→ **Work to be completed**
Each entry in the listing must be set down again word for word.

→ **Dataset**
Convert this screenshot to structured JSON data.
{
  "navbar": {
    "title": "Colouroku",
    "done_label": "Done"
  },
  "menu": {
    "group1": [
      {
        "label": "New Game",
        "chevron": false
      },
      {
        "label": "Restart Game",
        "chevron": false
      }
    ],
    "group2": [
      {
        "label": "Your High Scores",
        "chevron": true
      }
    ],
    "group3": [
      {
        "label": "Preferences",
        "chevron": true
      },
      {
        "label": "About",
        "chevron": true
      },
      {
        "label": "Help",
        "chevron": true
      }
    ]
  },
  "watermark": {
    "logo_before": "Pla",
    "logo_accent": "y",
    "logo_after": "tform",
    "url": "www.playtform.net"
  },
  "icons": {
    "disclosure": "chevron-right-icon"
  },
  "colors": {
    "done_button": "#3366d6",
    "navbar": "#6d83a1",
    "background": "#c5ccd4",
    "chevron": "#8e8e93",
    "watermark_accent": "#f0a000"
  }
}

→ **Answer to this task**
Convert this screenshot to structured JSON data.
{
  "navbar": {
    "title": "Colouroku",
    "done_label": "Done"
  },
  "menu": {
    "group1": [
      {
        "label": "New Game",
        "chevron": false
      },
      {
        "label": "Restart Game",
        "chevron": false
      }
    ],
    "group2": [
      {
        "label": "Your High Scores",
        "chevron": true
      }
    ],
    "group3": [
      {
        "label": "Preferences",
        "chevron": true
      },
      {
        "label": "About",
        "chevron": true
      },
      {
        "label": "Help",
        "chevron": true
      }
    ]
  },
  "watermark": {
    "logo_before": "Pla",
    "logo_accent": "y",
    "logo_after": "tform",
    "url": "www.playtform.net"
  },
  "icons": {
    "disclosure": "chevron-right-icon"
  },
  "colors": {
    "done_button": "#3366d6",
    "navbar": "#6d83a1",
    "background": "#c5ccd4",
    "chevron": "#8e8e93",
    "watermark_accent": "#f0a000"
  }
}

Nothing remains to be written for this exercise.